Education

It’s a fine line to maneuver between being involved in your child’s school education and smothering them by trying to smooth over every little problem they encounter or pushing them to excel at every academic endeavor.
(StatePoint) November 8 is National STEM Day and an excellent opportunity to encourage your child to embrace science, technology, engineering and math (STEM) education both inside and outside of the classroom.
Thinking about college? You already have the discipline it takes to pursue higher education. From big universities to small colleges, you have plenty of options and each has something unique to offer.
A military background brings with it an ability to collaborate, problem-solve and thrive under pressure, making veterans well-positioned to take on leadership roles in the corporate world.
It’s time to explore a new career, but what do you do first? Matching your interests, skills and goals while pursuing an occupation compatible with your mobile military life is easier than you think. Here are a few steps that will help you research and define your career path.
Only about 20% of high school students have a job, while a whopping 69.7% of students enroll in college upon graduation. For the 20% of high school students who have already entered the workforce, applying for college may seem eerily familiar to you because you’ve applied for jobs before.

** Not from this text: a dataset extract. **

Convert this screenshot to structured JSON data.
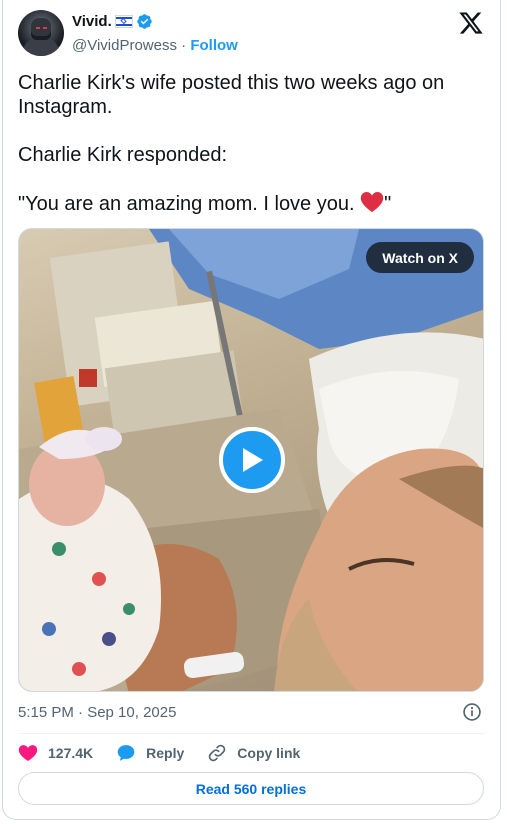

If you have pre K-12 children, you most likely want to feel a connection with your children's school. You want to know the teachers; understand what's going on in class; and know how to interpret the art projects involving macaroni and glue, which is an interpretation of a Picasso painting.
Military life is such a transient one. We move every three to five years, which sometimes leaves spouses looking for a new job just as often. This can be extremely challenging!
My story doesn’t begin at college day one, mother saying goodbye in the dorm, classes in two days. Instead it starts earlier than that, in 7th grade drama class at my DODEA high school in Heidelberg, Germany.
(StatePoint) Recently made public internal research from Facebook reveals that its photo-sharing app Instagram can have harmful impacts on young users, particularly girls. Many in the U.S. and U.K.
Parents stationed in Europe with preschool-aged children find that their options for preschools are limited. Preschool education has many beneficial effects for young children and helps them learn many of the skills required for school readiness.
Long before the Coronavirus turned our lives upside down, online instruction has helped millions around the world gain competency and credits toward certification and academic degrees.
One of the joys of a tour of duty or assignment taking you to the heart of Europe is the chance to travel far and wide.
(StatePoint) Having the right tech tools can make homework and studying easier. Not only can it reinforce what was learned in the classroom, it can also help your child delve further into the subject. Here are five such tools to consider:
Learning German as a second language is difficult and even when you finally manage to remember some of the simpler words and meanings, there are still many traps you can fall into when translating it.
Math can be one of the toughest subjects to conquer, even in a typical school year. In today’s unusual learning environment, new challenges are presenting themselves to teachers and students alike.